# Exercise brief
Everything in the entries except the pictures must be repeated exactly.

# Source information
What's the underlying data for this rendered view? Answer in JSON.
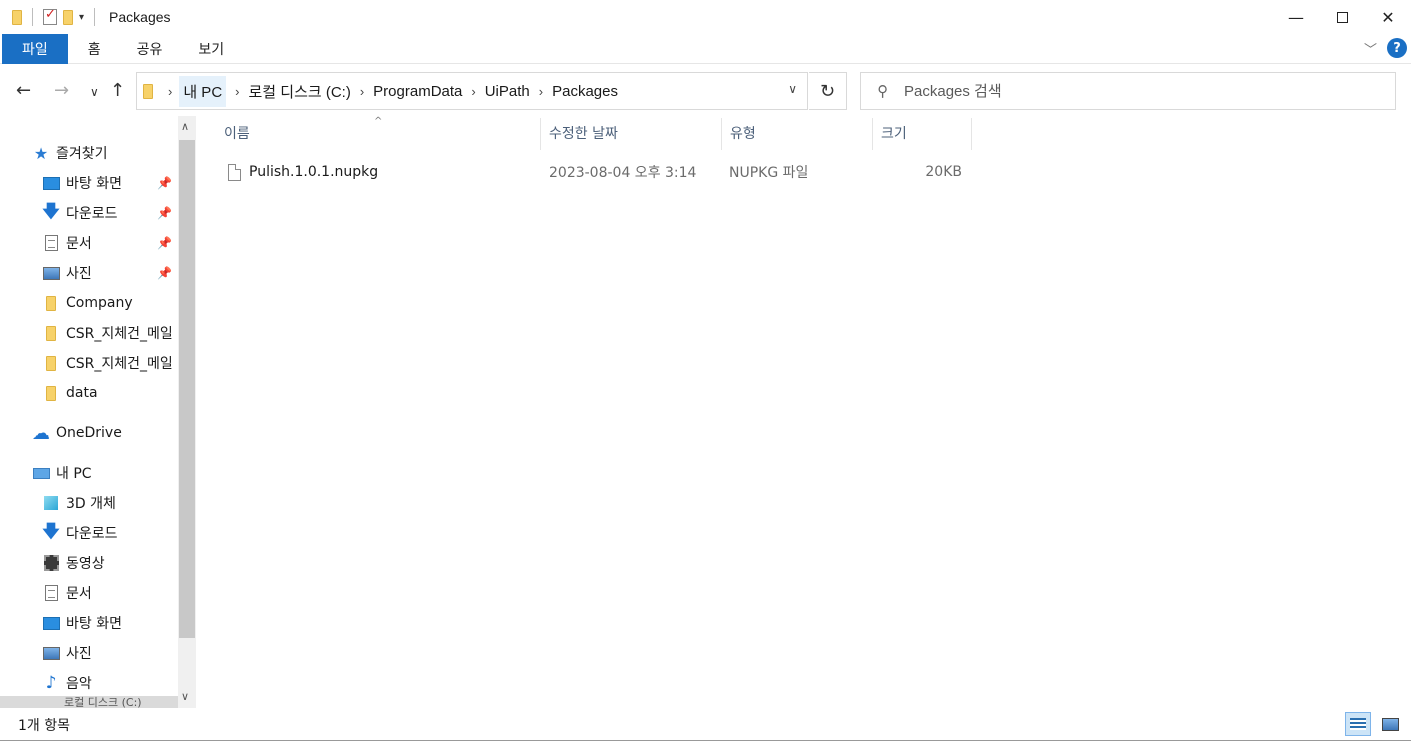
{
  "window": {
    "title": "Packages",
    "minimize_glyph": "—",
    "close_glyph": "✕"
  },
  "ribbon": {
    "tabs": [
      {
        "label": "파일",
        "active": true
      },
      {
        "label": "홈"
      },
      {
        "label": "공유"
      },
      {
        "label": "보기"
      }
    ],
    "help_label": "?",
    "accent_color": "#1a6fc4"
  },
  "address": {
    "crumbs": [
      "내 PC",
      "로컬 디스크 (C:)",
      "ProgramData",
      "UiPath",
      "Packages"
    ]
  },
  "search": {
    "placeholder": "Packages 검색"
  },
  "sidebar": {
    "quick_access": {
      "label": "즐겨찾기",
      "icon": "star-icon"
    },
    "quick_items": [
      {
        "label": "바탕 화면",
        "icon": "desktop-icon",
        "pinned": true
      },
      {
        "label": "다운로드",
        "icon": "download-icon",
        "pinned": true
      },
      {
        "label": "문서",
        "icon": "document-icon",
        "pinned": true
      },
      {
        "label": "사진",
        "icon": "pictures-icon",
        "pinned": true
      },
      {
        "label": "Company",
        "icon": "folder-icon"
      },
      {
        "label": "CSR_지체건_메일",
        "icon": "folder-icon"
      },
      {
        "label": "CSR_지체건_메일",
        "icon": "folder-icon"
      },
      {
        "label": "data",
        "icon": "folder-icon"
      }
    ],
    "onedrive": {
      "label": "OneDrive",
      "icon": "cloud-icon"
    },
    "this_pc": {
      "label": "내 PC",
      "icon": "pc-icon"
    },
    "pc_items": [
      {
        "label": "3D 개체",
        "icon": "3d-objects-icon"
      },
      {
        "label": "다운로드",
        "icon": "download-icon"
      },
      {
        "label": "동영상",
        "icon": "videos-icon"
      },
      {
        "label": "문서",
        "icon": "document-icon"
      },
      {
        "label": "바탕 화면",
        "icon": "desktop-icon"
      },
      {
        "label": "사진",
        "icon": "pictures-icon"
      },
      {
        "label": "음악",
        "icon": "music-icon"
      }
    ],
    "partial_item": "로컬 디스크 (C:)"
  },
  "columns": {
    "name": "이름",
    "modified": "수정한 날짜",
    "type": "유형",
    "size": "크기"
  },
  "files": [
    {
      "name": "Pulish.1.0.1.nupkg",
      "modified": "2023-08-04 오후 3:14",
      "type": "NUPKG 파일",
      "size": "20KB",
      "icon": "file-icon"
    }
  ],
  "status": {
    "item_count": "1개 항목"
  }
}
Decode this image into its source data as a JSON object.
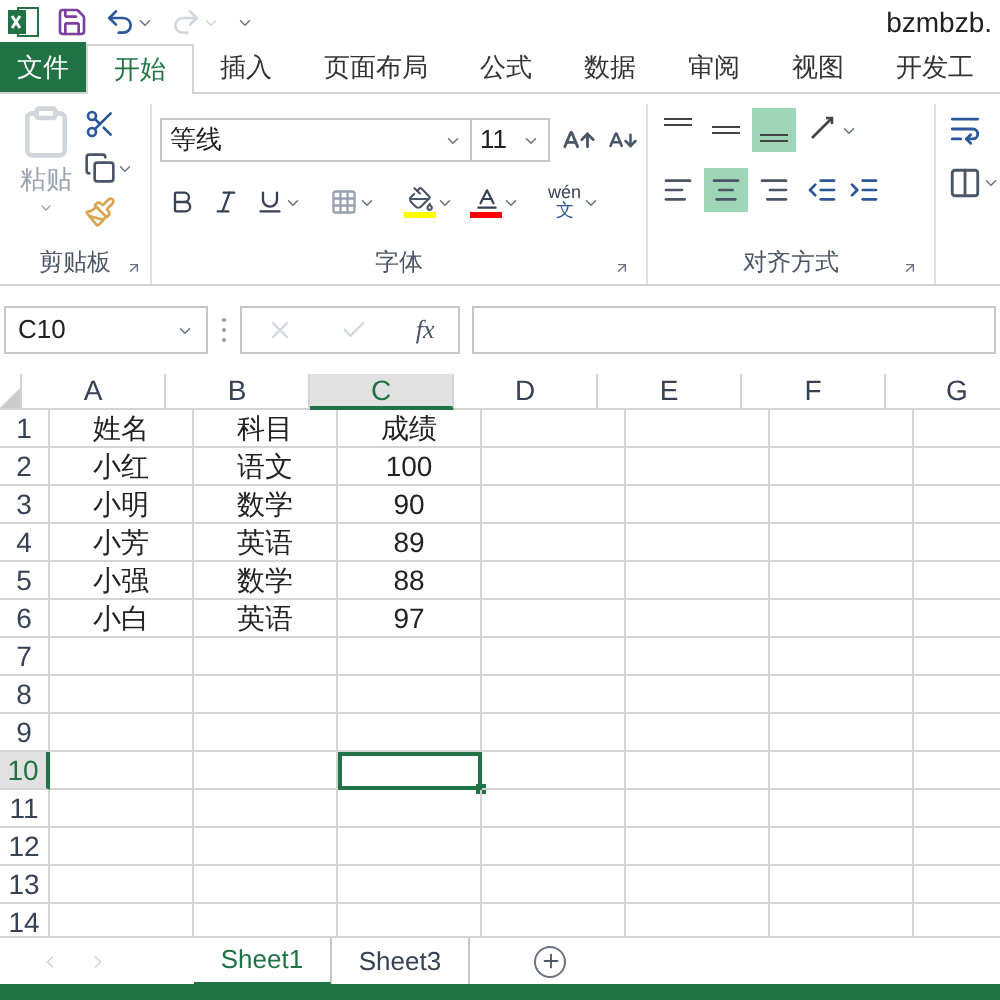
{
  "window": {
    "title": "bzmbzb."
  },
  "tabs": [
    {
      "label": "文件",
      "kind": "file",
      "selected": false
    },
    {
      "label": "开始",
      "kind": "tab",
      "selected": true
    },
    {
      "label": "插入",
      "kind": "tab",
      "selected": false
    },
    {
      "label": "页面布局",
      "kind": "tab",
      "selected": false
    },
    {
      "label": "公式",
      "kind": "tab",
      "selected": false
    },
    {
      "label": "数据",
      "kind": "tab",
      "selected": false
    },
    {
      "label": "审阅",
      "kind": "tab",
      "selected": false
    },
    {
      "label": "视图",
      "kind": "tab",
      "selected": false
    },
    {
      "label": "开发工",
      "kind": "tab",
      "selected": false
    }
  ],
  "ribbon": {
    "clipboard": {
      "paste_label": "粘贴",
      "group_label": "剪贴板"
    },
    "font": {
      "font_name": "等线",
      "font_size": "11",
      "phonetic_top": "wén",
      "phonetic_bottom": "文",
      "group_label": "字体"
    },
    "alignment": {
      "group_label": "对齐方式",
      "vertical": [
        {
          "kind": "top",
          "selected": false
        },
        {
          "kind": "middle",
          "selected": false
        },
        {
          "kind": "bottom",
          "selected": true
        }
      ],
      "horizontal": [
        {
          "kind": "left",
          "selected": false
        },
        {
          "kind": "center",
          "selected": true
        },
        {
          "kind": "right",
          "selected": false
        }
      ]
    }
  },
  "formula_bar": {
    "name_box": "C10",
    "function_label": "fx"
  },
  "grid": {
    "columns": [
      {
        "label": "A",
        "selected": false
      },
      {
        "label": "B",
        "selected": false
      },
      {
        "label": "C",
        "selected": true
      },
      {
        "label": "D",
        "selected": false
      },
      {
        "label": "E",
        "selected": false
      },
      {
        "label": "F",
        "selected": false
      },
      {
        "label": "G",
        "selected": false
      }
    ],
    "rows": [
      {
        "label": "1",
        "selected": false,
        "cells": [
          "姓名",
          "科目",
          "成绩"
        ]
      },
      {
        "label": "2",
        "selected": false,
        "cells": [
          "小红",
          "语文",
          "100"
        ]
      },
      {
        "label": "3",
        "selected": false,
        "cells": [
          "小明",
          "数学",
          "90"
        ]
      },
      {
        "label": "4",
        "selected": false,
        "cells": [
          "小芳",
          "英语",
          "89"
        ]
      },
      {
        "label": "5",
        "selected": false,
        "cells": [
          "小强",
          "数学",
          "88"
        ]
      },
      {
        "label": "6",
        "selected": false,
        "cells": [
          "小白",
          "英语",
          "97"
        ]
      },
      {
        "label": "7",
        "selected": false,
        "cells": []
      },
      {
        "label": "8",
        "selected": false,
        "cells": []
      },
      {
        "label": "9",
        "selected": false,
        "cells": []
      },
      {
        "label": "10",
        "selected": true,
        "cells": []
      },
      {
        "label": "11",
        "selected": false,
        "cells": []
      },
      {
        "label": "12",
        "selected": false,
        "cells": []
      },
      {
        "label": "13",
        "selected": false,
        "cells": []
      },
      {
        "label": "14",
        "selected": false,
        "cells": []
      }
    ]
  },
  "sheets": [
    {
      "label": "Sheet1",
      "selected": true
    },
    {
      "label": "Sheet3",
      "selected": false
    }
  ]
}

# Response
What's the underlying data for this rendered view? Answer in JSON.
{
  "window": {
    "title": "Packages",
    "minimize_glyph": "—",
    "close_glyph": "✕"
  },
  "ribbon": {
    "tabs": [
      {
        "label": "파일",
        "active": true
      },
      {
        "label": "홈"
      },
      {
        "label": "공유"
      },
      {
        "label": "보기"
      }
    ],
    "help_label": "?",
    "accent_color": "#1a6fc4"
  },
  "address": {
    "crumbs": [
      "내 PC",
      "로컬 디스크 (C:)",
      "ProgramData",
      "UiPath",
      "Packages"
    ]
  },
  "search": {
    "placeholder": "Packages 검색"
  },
  "sidebar": {
    "quick_access": {
      "label": "즐겨찾기",
      "icon": "star-icon"
    },
    "quick_items": [
      {
        "label": "바탕 화면",
        "icon": "desktop-icon",
        "pinned": true
      },
      {
        "label": "다운로드",
        "icon": "download-icon",
        "pinned": true
      },
      {
        "label": "문서",
        "icon": "document-icon",
        "pinned": true
      },
      {
        "label": "사진",
        "icon": "pictures-icon",
        "pinned": true
      },
      {
        "label": "Company",
        "icon": "folder-icon"
      },
      {
        "label": "CSR_지체건_메일",
        "icon": "folder-icon"
      },
      {
        "label": "CSR_지체건_메일",
        "icon": "folder-icon"
      },
      {
        "label": "data",
        "icon": "folder-icon"
      }
    ],
    "onedrive": {
      "label": "OneDrive",
      "icon": "cloud-icon"
    },
    "this_pc": {
      "label": "내 PC",
      "icon": "pc-icon"
    },
    "pc_items": [
      {
        "label": "3D 개체",
        "icon": "3d-objects-icon"
      },
      {
        "label": "다운로드",
        "icon": "download-icon"
      },
      {
        "label": "동영상",
        "icon": "videos-icon"
      },
      {
        "label": "문서",
        "icon": "document-icon"
      },
      {
        "label": "바탕 화면",
        "icon": "desktop-icon"
      },
      {
        "label": "사진",
        "icon": "pictures-icon"
      },
      {
        "label": "음악",
        "icon": "music-icon"
      }
    ],
    "partial_item": "로컬 디스크 (C:)"
  },
  "columns": {
    "name": "이름",
    "modified": "수정한 날짜",
    "type": "유형",
    "size": "크기"
  },
  "files": [
    {
      "name": "Pulish.1.0.1.nupkg",
      "modified": "2023-08-04 오후 3:14",
      "type": "NUPKG 파일",
      "size": "20KB",
      "icon": "file-icon"
    }
  ],
  "status": {
    "item_count": "1개 항목"
  }
}
Decode this image into its source data as a JSON object.
{
  "window": {
    "title": "bzmbzb."
  },
  "tabs": [
    {
      "label": "文件",
      "kind": "file",
      "selected": false
    },
    {
      "label": "开始",
      "kind": "tab",
      "selected": true
    },
    {
      "label": "插入",
      "kind": "tab",
      "selected": false
    },
    {
      "label": "页面布局",
      "kind": "tab",
      "selected": false
    },
    {
      "label": "公式",
      "kind": "tab",
      "selected": false
    },
    {
      "label": "数据",
      "kind": "tab",
      "selected": false
    },
    {
      "label": "审阅",
      "kind": "tab",
      "selected": false
    },
    {
      "label": "视图",
      "kind": "tab",
      "selected": false
    },
    {
      "label": "开发工",
      "kind": "tab",
      "selected": false
    }
  ],
  "ribbon": {
    "clipboard": {
      "paste_label": "粘贴",
      "group_label": "剪贴板"
    },
    "font": {
      "font_name": "等线",
      "font_size": "11",
      "phonetic_top": "wén",
      "phonetic_bottom": "文",
      "group_label": "字体"
    },
    "alignment": {
      "group_label": "对齐方式",
      "vertical": [
        {
          "kind": "top",
          "selected": false
        },
        {
          "kind": "middle",
          "selected": false
        },
        {
          "kind": "bottom",
          "selected": true
        }
      ],
      "horizontal": [
        {
          "kind": "left",
          "selected": false
        },
        {
          "kind": "center",
          "selected": true
        },
        {
          "kind": "right",
          "selected": false
        }
      ]
    }
  },
  "formula_bar": {
    "name_box": "C10",
    "function_label": "fx"
  },
  "grid": {
    "columns": [
      {
        "label": "A",
        "selected": false
      },
      {
        "label": "B",
        "selected": false
      },
      {
        "label": "C",
        "selected": true
      },
      {
        "label": "D",
        "selected": false
      },
      {
        "label": "E",
        "selected": false
      },
      {
        "label": "F",
        "selected": false
      },
      {
        "label": "G",
        "selected": false
      }
    ],
    "rows": [
      {
        "label": "1",
        "selected": false,
        "cells": [
          "姓名",
          "科目",
          "成绩"
        ]
      },
      {
        "label": "2",
        "selected": false,
        "cells": [
          "小红",
          "语文",
          "100"
        ]
      },
      {
        "label": "3",
        "selected": false,
        "cells": [
          "小明",
          "数学",
          "90"
        ]
      },
      {
        "label": "4",
        "selected": false,
        "cells": [
          "小芳",
          "英语",
          "89"
        ]
      },
      {
        "label": "5",
        "selected": false,
        "cells": [
          "小强",
          "数学",
          "88"
        ]
      },
      {
        "label": "6",
        "selected": false,
        "cells": [
          "小白",
          "英语",
          "97"
        ]
      },
      {
        "label": "7",
        "selected": false,
        "cells": []
      },
      {
        "label": "8",
        "selected": false,
        "cells": []
      },
      {
        "label": "9",
        "selected": false,
        "cells": []
      },
      {
        "label": "10",
        "selected": true,
        "cells": []
      },
      {
        "label": "11",
        "selected": false,
        "cells": []
      },
      {
        "label": "12",
        "selected": false,
        "cells": []
      },
      {
        "label": "13",
        "selected": false,
        "cells": []
      },
      {
        "label": "14",
        "selected": false,
        "cells": []
      }
    ]
  },
  "sheets": [
    {
      "label": "Sheet1",
      "selected": true
    },
    {
      "label": "Sheet3",
      "selected": false
    }
  ]
}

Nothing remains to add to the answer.